Thursday, 13 Aug 2015 17:30 | By Soccerex, edited by He Lanying
Huawei is a relative newcomer to the sports sponsorship market, but a host of soccer partnerships in the past couple of years have seen the Chinese telecoms company bulk out its portfolio in a bid to raise its global brand awareness in a congested market.
Since 2012, the company has signed agreements with Spain’s Professional Football League (LFP) and club side Atlético Madrid, the Russian national soccer team, German clubs Borussia Dortmund and FC Schalke 04, Premier League side Arsenal FC, French champions Paris Saint-Germain and Dutch Eredivisie giants Ajax, among others.
This year the company’s soccer sponsorship activities have not let up. Deals with Norwegian club Vålerenga Fotball AS and Portuguese Primeira Liga side SL Benfica were signed in February, followed shortly after by agreements with the Panamanian Football Association and Colombia’s 2014 Fifa World Cup sensation James Rodriguez.
Nick Wiggins, Huawei’s vice president of partnerships, including sponsorships and media, gives an insight into the company’s increasing focus on soccer.
How big is Huawei’s marketing budget and what proportion of that goes on sponsorship acquisition and activation?
The indication that I can give is that we know we are a new brand – relatively – in this space, and we are investing heavily in raising our awareness. We were one of the first Chinese brands to enter the Interbrand top 100 brands list at the end of last year, so I think that’s a good indication as to how our marketing activity has been successful in driving brand awareness.
With regards sports sponsorship, we have more than 830 properties worldwide that we invest in and soccer is by far the main area of focus. As you can see from a look at the European engagement, we have driven association with challenger soccer club brands in local markets by our own definition.
Globally we focus on sports sponsorship. Other assets include our rugby association, including the likes of the Canberra Raiders in Australia. In India we sponsor the Bangalore cricket club. We’re on the shirts of Santos in Brazil, and also Galatasaray in Turkey.

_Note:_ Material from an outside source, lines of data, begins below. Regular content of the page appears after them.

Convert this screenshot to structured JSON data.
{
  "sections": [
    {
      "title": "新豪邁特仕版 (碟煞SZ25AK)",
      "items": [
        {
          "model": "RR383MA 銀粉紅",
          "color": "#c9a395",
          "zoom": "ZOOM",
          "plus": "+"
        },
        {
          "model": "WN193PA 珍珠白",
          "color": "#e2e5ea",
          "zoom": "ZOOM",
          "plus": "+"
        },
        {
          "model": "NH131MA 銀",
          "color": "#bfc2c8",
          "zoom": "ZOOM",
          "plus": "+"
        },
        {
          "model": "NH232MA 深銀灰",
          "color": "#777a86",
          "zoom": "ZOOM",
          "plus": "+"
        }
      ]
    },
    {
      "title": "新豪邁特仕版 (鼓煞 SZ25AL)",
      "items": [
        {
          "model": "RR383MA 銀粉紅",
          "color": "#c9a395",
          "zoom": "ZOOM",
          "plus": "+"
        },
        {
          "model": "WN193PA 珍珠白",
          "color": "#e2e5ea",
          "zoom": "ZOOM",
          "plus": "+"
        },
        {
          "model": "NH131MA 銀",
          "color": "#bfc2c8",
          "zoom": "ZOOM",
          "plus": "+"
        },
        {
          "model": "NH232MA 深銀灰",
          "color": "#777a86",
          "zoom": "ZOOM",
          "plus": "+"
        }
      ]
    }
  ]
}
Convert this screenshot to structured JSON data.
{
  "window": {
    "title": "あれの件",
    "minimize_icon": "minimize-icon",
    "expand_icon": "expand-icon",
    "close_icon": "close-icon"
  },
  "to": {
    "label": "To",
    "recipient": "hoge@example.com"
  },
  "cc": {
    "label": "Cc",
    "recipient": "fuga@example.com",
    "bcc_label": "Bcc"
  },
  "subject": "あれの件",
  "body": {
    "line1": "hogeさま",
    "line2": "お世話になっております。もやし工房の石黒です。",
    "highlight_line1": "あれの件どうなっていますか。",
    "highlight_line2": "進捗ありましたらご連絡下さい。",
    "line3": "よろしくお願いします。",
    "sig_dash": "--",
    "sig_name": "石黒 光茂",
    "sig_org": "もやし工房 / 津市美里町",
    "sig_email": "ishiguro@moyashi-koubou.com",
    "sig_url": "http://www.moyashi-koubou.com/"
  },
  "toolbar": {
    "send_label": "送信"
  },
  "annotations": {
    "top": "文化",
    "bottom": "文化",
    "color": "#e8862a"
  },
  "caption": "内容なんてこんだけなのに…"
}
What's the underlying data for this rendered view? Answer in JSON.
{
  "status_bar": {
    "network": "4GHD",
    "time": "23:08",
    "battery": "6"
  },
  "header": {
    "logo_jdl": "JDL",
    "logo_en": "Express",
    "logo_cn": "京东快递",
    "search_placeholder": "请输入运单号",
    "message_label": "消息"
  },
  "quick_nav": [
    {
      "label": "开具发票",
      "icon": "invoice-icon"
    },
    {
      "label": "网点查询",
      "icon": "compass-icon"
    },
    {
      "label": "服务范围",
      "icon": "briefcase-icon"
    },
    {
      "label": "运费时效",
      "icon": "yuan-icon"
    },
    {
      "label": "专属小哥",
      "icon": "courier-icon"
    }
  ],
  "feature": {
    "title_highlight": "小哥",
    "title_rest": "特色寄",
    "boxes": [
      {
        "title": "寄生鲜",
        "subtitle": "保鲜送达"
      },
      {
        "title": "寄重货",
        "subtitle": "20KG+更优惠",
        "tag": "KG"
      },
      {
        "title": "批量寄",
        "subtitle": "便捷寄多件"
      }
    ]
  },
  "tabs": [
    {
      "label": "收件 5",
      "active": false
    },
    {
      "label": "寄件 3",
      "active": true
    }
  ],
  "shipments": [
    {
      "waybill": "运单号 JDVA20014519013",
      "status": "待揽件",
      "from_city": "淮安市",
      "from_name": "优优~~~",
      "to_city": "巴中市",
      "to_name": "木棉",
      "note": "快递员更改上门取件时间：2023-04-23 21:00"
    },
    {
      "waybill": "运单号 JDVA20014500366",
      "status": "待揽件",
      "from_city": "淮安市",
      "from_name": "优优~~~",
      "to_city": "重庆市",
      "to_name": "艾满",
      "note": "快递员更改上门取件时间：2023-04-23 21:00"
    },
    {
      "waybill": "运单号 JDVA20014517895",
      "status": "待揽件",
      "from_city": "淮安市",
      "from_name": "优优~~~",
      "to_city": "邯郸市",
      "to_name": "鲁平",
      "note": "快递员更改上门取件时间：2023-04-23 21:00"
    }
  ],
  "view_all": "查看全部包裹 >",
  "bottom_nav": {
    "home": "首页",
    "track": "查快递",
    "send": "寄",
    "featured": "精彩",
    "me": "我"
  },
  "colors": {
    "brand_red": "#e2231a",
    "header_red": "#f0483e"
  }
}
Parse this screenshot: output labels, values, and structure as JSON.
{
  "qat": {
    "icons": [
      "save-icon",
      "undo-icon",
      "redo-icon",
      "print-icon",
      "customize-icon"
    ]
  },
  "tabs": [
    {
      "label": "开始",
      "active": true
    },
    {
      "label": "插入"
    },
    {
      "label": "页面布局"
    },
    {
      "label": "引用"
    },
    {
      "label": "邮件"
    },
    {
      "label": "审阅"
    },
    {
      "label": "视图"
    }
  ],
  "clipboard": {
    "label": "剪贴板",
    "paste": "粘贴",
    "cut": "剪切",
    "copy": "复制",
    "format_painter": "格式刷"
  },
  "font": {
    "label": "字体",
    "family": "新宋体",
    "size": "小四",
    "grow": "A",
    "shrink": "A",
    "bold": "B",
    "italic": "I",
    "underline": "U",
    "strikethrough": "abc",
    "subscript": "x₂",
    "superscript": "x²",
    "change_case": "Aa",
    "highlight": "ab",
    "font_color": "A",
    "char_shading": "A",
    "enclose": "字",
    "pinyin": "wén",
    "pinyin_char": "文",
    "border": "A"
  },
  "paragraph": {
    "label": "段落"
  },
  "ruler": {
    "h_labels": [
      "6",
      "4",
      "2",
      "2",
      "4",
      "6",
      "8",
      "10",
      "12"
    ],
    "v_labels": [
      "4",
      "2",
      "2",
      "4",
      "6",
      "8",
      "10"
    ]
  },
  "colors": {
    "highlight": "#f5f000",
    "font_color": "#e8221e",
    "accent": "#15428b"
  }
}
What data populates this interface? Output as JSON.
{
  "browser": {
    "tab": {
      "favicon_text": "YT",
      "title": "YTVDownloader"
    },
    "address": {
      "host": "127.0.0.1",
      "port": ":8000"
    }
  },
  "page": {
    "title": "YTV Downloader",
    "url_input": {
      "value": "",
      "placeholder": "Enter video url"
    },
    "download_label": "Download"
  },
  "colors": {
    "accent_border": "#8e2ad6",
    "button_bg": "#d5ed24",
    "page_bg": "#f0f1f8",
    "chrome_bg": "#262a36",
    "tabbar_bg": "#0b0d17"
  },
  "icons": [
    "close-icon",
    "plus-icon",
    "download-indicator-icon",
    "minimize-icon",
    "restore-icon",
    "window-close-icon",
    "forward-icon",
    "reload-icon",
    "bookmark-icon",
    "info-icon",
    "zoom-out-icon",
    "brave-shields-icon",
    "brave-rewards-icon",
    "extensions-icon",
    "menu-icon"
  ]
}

How does the sponsorship process work in terms of autonomy to the regions? Where is the nerve centre of where these decisions are made?
Sponsorship decisions are driven from global, which is from our global headquarters in Shenzen in China and the regional hubs feed into that process. Obviously in Europe we have a clear football strategy to associate ourselves with clubs that are challenging for that number one spot in top leagues, those clubs that typically have a strong fanbase and are aspiring to be number one, like our company.
What type of activations do you do? Do these differ from property to property?
In Europe we’re particularly focused on club sponsorship activity and the majority of the assets that we secure with those clubs are activated locally. However there is always an opportunity to drive an association between our brand and soccer generally. One example of improving the association between Huawei and soccer is the Huawei team ranking initiative. We worked closely with goal.com and Opta to develop something called the Huawei team ranking, which is a virtual league table of all the clubs across Europe enabling the online user to rank these clubs according to certain soccer statistical criteria, like shots, clean sheets, passing. We worked closely with Perform to develop that consumer tool and it has generated a lot of great facts and snippets of information that soccer fans have found interesting, comparing the performance of their team in their market with other clubs in other markets.
We’ve used this solution to drive awareness through digital channels. We’ve focused attention on creating content out of this vehicle and used Twitter and Facebook to promote it.
Are there any conscious models or inspirations that you’re drawing from, looking around the world of sport and marketing?
What we recognise is that as a brand we’re relatively new to having a consumer facing proposition. We’re very interested in working with co-sponsors of the clubs that we work with on joint marketing activity. I think we feel we can complement the marketing activity of other brands that are co-sponsors of the various clubs we sponsor. There are live discussions going on that are ongoing and that we’re excited about.
What can we expect to see from your department at Huawei over the next 12 months, and what are your plans for the long term?
I think you’ll see more effort in activation of soccer from Huawei from a global perspective. The trend is towards multi-club deals within market, and as you can see from the shirt sponsorship deals done with Galatasaray and Santos, that seems to be paying dividends with regards awareness generation in those regions. We’re committed to sports sponsorship and in particular soccer sponsorship activation. We know that soccer is a very passionate, emotional area.
Taken from Soccerex